▶ **Task to complete**
Whenever the word "Apply" appears in a line of the listing, copy that line.
[[ Provided records, beginning ]]
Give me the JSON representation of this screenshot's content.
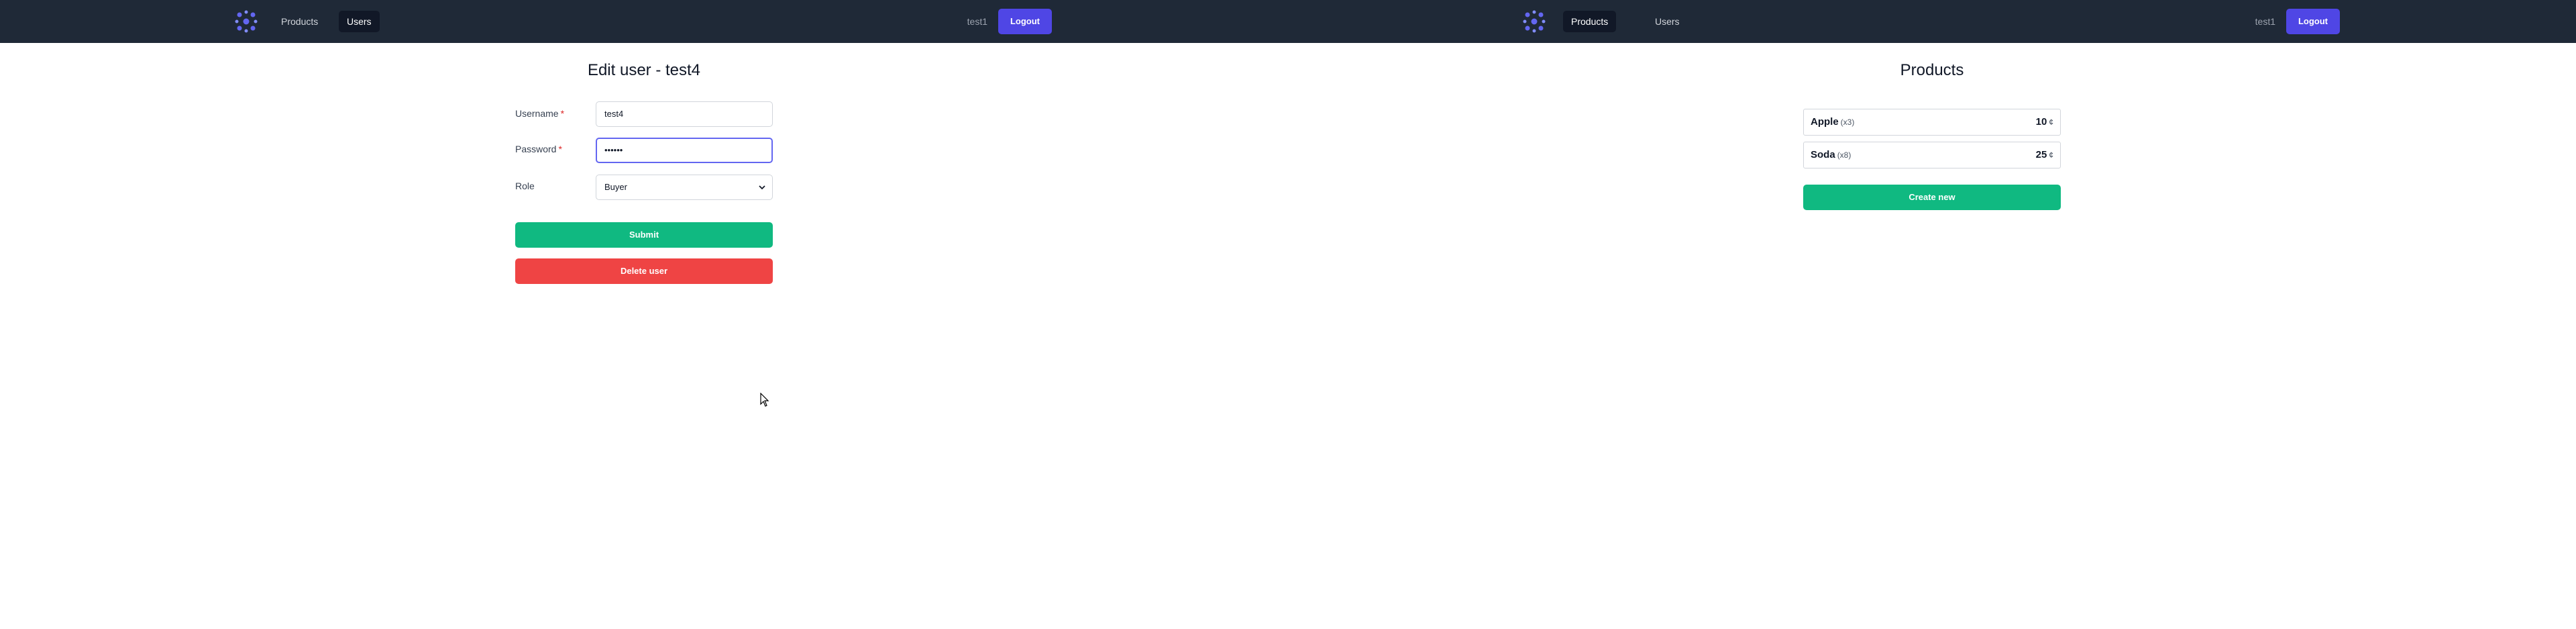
{
  "left_window": {
    "nav": {
      "products_label": "Products",
      "users_label": "Users",
      "username": "test1",
      "logout_label": "Logout"
    },
    "page_title": "Edit user - test4",
    "form": {
      "username_label": "Username",
      "username_value": "test4",
      "password_label": "Password",
      "password_value": "••••••",
      "role_label": "Role",
      "role_value": "Buyer",
      "required_marker": "*",
      "submit_label": "Submit",
      "delete_label": "Delete user"
    }
  },
  "right_window": {
    "nav": {
      "products_label": "Products",
      "users_label": "Users",
      "username": "test1",
      "logout_label": "Logout"
    },
    "page_title": "Products",
    "products": [
      {
        "name": "Apple",
        "qty": "(x3)",
        "price": "10",
        "currency": "¢"
      },
      {
        "name": "Soda",
        "qty": "(x8)",
        "price": "25",
        "currency": "¢"
      }
    ],
    "create_label": "Create new"
  },
  "colors": {
    "navbar": "#1f2937",
    "accent": "#4f46e5",
    "success": "#10b981",
    "danger": "#ef4444"
  },
  "icons": [
    "logo-icon",
    "chevron-down-icon",
    "mouse-cursor-icon"
  ]
}
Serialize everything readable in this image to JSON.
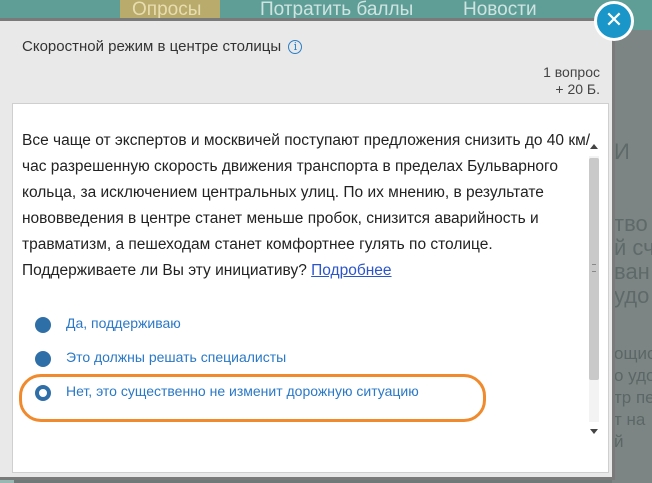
{
  "background": {
    "nav": [
      "Опросы",
      "Потратить баллы",
      "Новости"
    ],
    "right_fragments": [
      "И",
      "тво",
      "й сч",
      "ван",
      "удо",
      "ощис",
      "о удо",
      "тр пе",
      "т на",
      "й"
    ]
  },
  "modal": {
    "title": "Скоростной режим в центре столицы",
    "info_icon": "i",
    "meta_questions": "1 вопрос",
    "meta_points": "+ 20 Б.",
    "question_text": "Все чаще от экспертов и москвичей поступают предложения снизить до 40 км/час разрешенную скорость движения транспорта в пределах Бульварного кольца, за исключением центральных улиц. По их мнению, в результате нововведения в центре станет меньше пробок, снизится аварийность и травматизм, а пешеходам станет комфортнее гулять по столице. Поддерживаете ли Вы эту инициативу?",
    "more_link": "Подробнее",
    "options": [
      {
        "label": "Да, поддерживаю"
      },
      {
        "label": "Это должны решать специалисты"
      },
      {
        "label": "Нет, это существенно не изменит дорожную ситуацию"
      }
    ],
    "close": "✕"
  },
  "colors": {
    "accent": "#2a78c6",
    "highlight": "#f08a2c",
    "close_button": "#1a96c8"
  }
}
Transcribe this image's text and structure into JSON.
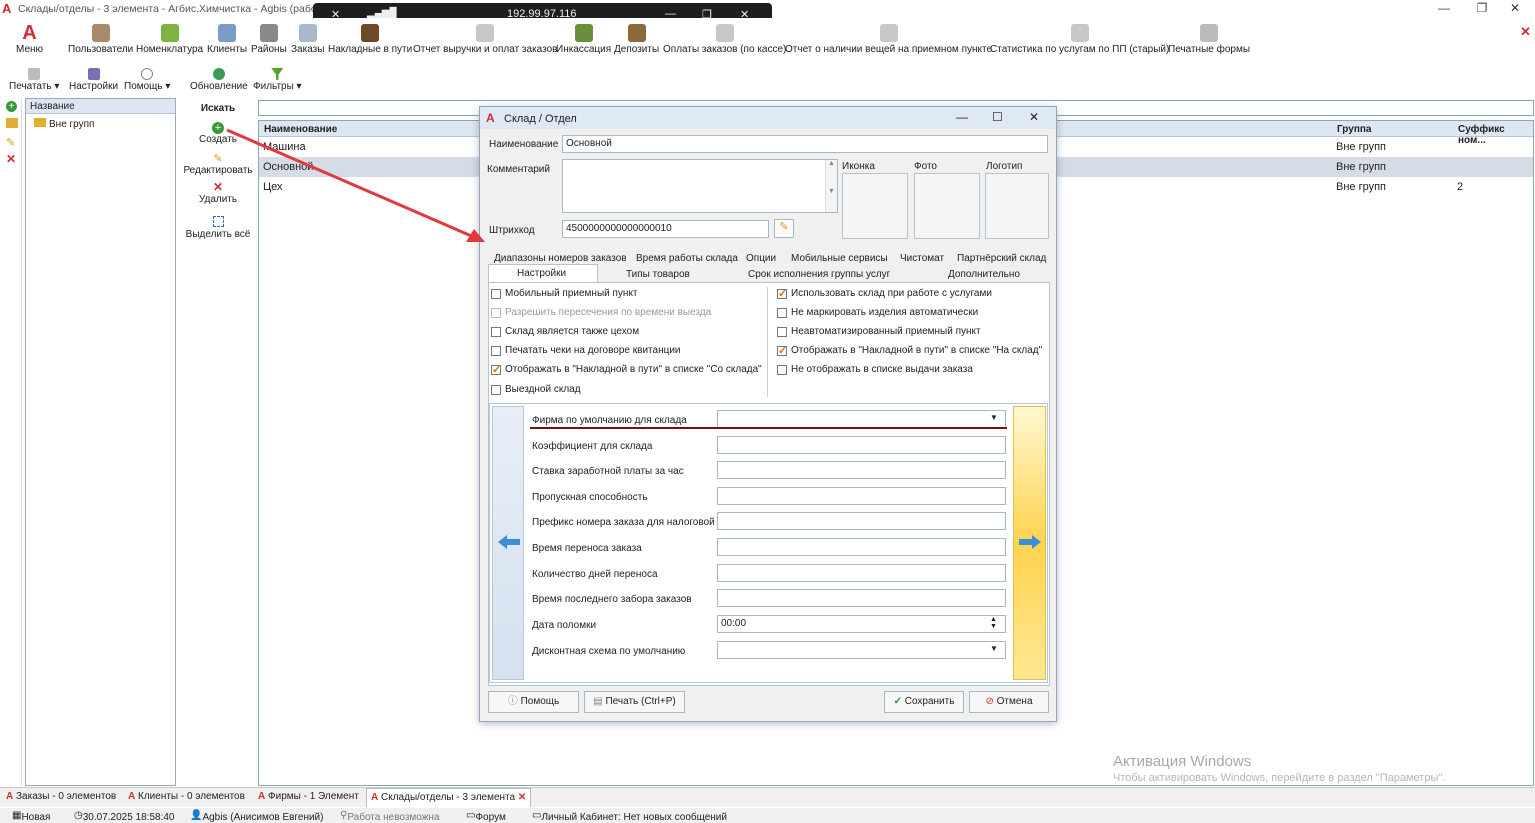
{
  "window": {
    "title": "Склады/отделы - 3 элемента - Агбис.Химчистка - Agbis (рабо",
    "remote_ip": "192.99.97.116"
  },
  "ribbon": {
    "menu": "Меню",
    "items": [
      "Пользователи",
      "Номенклатура",
      "Клиенты",
      "Районы",
      "Заказы",
      "Накладные в пути",
      "Отчет выручки и оплат заказов",
      "Инкассация",
      "Депозиты",
      "Оплаты заказов (по кассе)",
      "Отчет о наличии вещей на приемном пункте",
      "Статистика по услугам по ПП (старый)",
      "Печатные формы"
    ]
  },
  "toolbar": {
    "print": "Печатать",
    "settings": "Настройки",
    "help": "Помощь",
    "refresh": "Обновление",
    "filters": "Фильтры"
  },
  "tree": {
    "header": "Название",
    "node": "Вне групп"
  },
  "actions": {
    "search": "Искать",
    "create": "Создать",
    "edit": "Редактировать",
    "delete": "Удалить",
    "select_all": "Выделить всё"
  },
  "grid": {
    "headers": [
      "Наименование",
      "Группа",
      "Суффикс ном..."
    ],
    "rows": [
      {
        "name": "Машина",
        "group": "Вне групп",
        "suffix": ""
      },
      {
        "name": "Основной",
        "group": "Вне групп",
        "suffix": ""
      },
      {
        "name": "Цех",
        "group": "Вне групп",
        "suffix": "2"
      }
    ]
  },
  "dialog": {
    "title": "Склад / Отдел",
    "name_label": "Наименование",
    "name_value": "Основной",
    "comment_label": "Комментарий",
    "barcode_label": "Штрихкод",
    "barcode_value": "4500000000000000010",
    "image_labels": [
      "Иконка",
      "Фото",
      "Логотип"
    ],
    "tabs_row1": [
      "Диапазоны номеров заказов",
      "Время работы склада",
      "Опции",
      "Мобильные сервисы",
      "Чистомат",
      "Партнёрский склад"
    ],
    "tabs_row2": [
      "Настройки",
      "Типы товаров",
      "Срок исполнения группы услуг",
      "Дополнительно"
    ],
    "checks_left": [
      {
        "label": "Мобильный приемный пункт",
        "checked": false,
        "disabled": false
      },
      {
        "label": "Разрешить пересечения по времени выезда",
        "checked": false,
        "disabled": true
      },
      {
        "label": "Склад является также цехом",
        "checked": false,
        "disabled": false
      },
      {
        "label": "Печатать чеки на договоре квитанции",
        "checked": false,
        "disabled": false
      },
      {
        "label": "Отображать в \"Накладной в пути\" в списке \"Со склада\"",
        "checked": true,
        "disabled": false
      },
      {
        "label": "Выездной склад",
        "checked": false,
        "disabled": false
      }
    ],
    "checks_right": [
      {
        "label": "Использовать склад при работе с услугами",
        "checked": true
      },
      {
        "label": "Не маркировать изделия автоматически",
        "checked": false
      },
      {
        "label": "Неавтоматизированный приемный пункт",
        "checked": false
      },
      {
        "label": "Отображать в \"Накладной в пути\" в списке \"На склад\"",
        "checked": true
      },
      {
        "label": "Не отображать в списке выдачи заказа",
        "checked": false
      }
    ],
    "fields": [
      {
        "label": "Фирма по умолчанию для склада",
        "value": "",
        "type": "select"
      },
      {
        "label": "Коэффициент для склада",
        "value": "",
        "type": "text"
      },
      {
        "label": "Ставка заработной платы за час",
        "value": "",
        "type": "text"
      },
      {
        "label": "Пропускная способность",
        "value": "",
        "type": "text"
      },
      {
        "label": "Префикс номера заказа для налоговой",
        "value": "",
        "type": "text"
      },
      {
        "label": "Время переноса заказа",
        "value": "",
        "type": "text"
      },
      {
        "label": "Количество дней переноса",
        "value": "",
        "type": "text"
      },
      {
        "label": "Время последнего забора заказов",
        "value": "",
        "type": "text"
      },
      {
        "label": "Дата поломки",
        "value": "00:00",
        "type": "spin"
      },
      {
        "label": "Дисконтная схема по умолчанию",
        "value": "",
        "type": "select"
      }
    ],
    "buttons": {
      "help": "Помощь",
      "print": "Печать (Ctrl+P)",
      "save": "Сохранить",
      "cancel": "Отмена"
    }
  },
  "bottom_tabs": [
    "Заказы - 0 элементов",
    "Клиенты - 0 элементов",
    "Фирмы - 1 Элемент",
    "Склады/отделы - 3 элемента"
  ],
  "statusbar": {
    "mode": "Новая",
    "datetime": "30.07.2025 18:58:40",
    "user": "Agbis (Анисимов Евгений)",
    "work": "Работа невозможна",
    "forum": "Форум",
    "cabinet": "Личный Кабинет: Нет новых сообщений"
  },
  "watermark": {
    "line1": "Активация Windows",
    "line2": "Чтобы активировать Windows, перейдите в раздел \"Параметры\"."
  },
  "colors": {
    "accent": "#d32f2f",
    "arrow": "#e0393e",
    "underline": "#7a0f1a",
    "nav_blue": "#3a8fd6",
    "check": "#e07000"
  }
}
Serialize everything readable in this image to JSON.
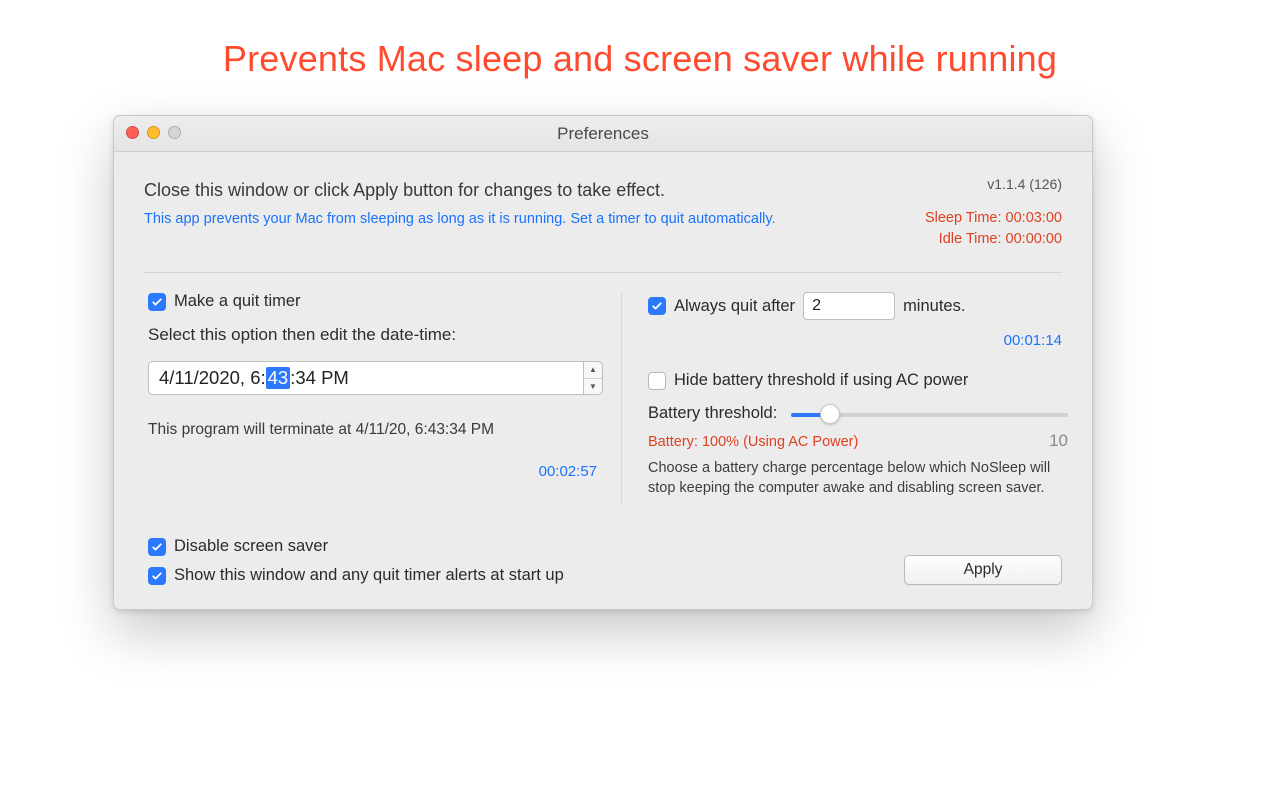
{
  "headline": "Prevents Mac sleep and screen saver while running",
  "window": {
    "title": "Preferences",
    "instruction": "Close this window or click Apply button for changes to take effect.",
    "subinfo": "This app prevents your Mac from sleeping as long as it is running. Set a timer to quit automatically.",
    "version": "v1.1.4 (126)",
    "sleep_time": "Sleep Time: 00:03:00",
    "idle_time": "Idle Time: 00:00:00"
  },
  "left": {
    "make_quit_timer_label": "Make a quit timer",
    "select_hint": "Select this option then edit the date-time:",
    "dt_prefix": "4/11/2020,   6:",
    "dt_selected": "43",
    "dt_suffix": ":34 PM",
    "terminate_line": "This program will terminate at 4/11/20, 6:43:34 PM",
    "countdown": "00:02:57"
  },
  "right": {
    "always_quit_label": "Always quit after",
    "minutes_value": "2",
    "minutes_suffix": "minutes.",
    "countdown": "00:01:14",
    "hide_batt_label": "Hide battery threshold if using AC power",
    "batt_threshold_label": "Battery threshold:",
    "batt_status": "Battery: 100% (Using AC Power)",
    "batt_value": "10",
    "batt_desc": "Choose a battery charge percentage below which NoSleep will stop keeping the computer awake and disabling screen saver."
  },
  "bottom": {
    "disable_ss_label": "Disable screen saver",
    "show_window_label": "Show this window and any quit timer alerts at start up",
    "apply_label": "Apply"
  }
}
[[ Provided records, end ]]
▶ **Written answer**
    "instruction": "Close this window or click Apply button for changes to take effect.",
    "apply_label": "Apply"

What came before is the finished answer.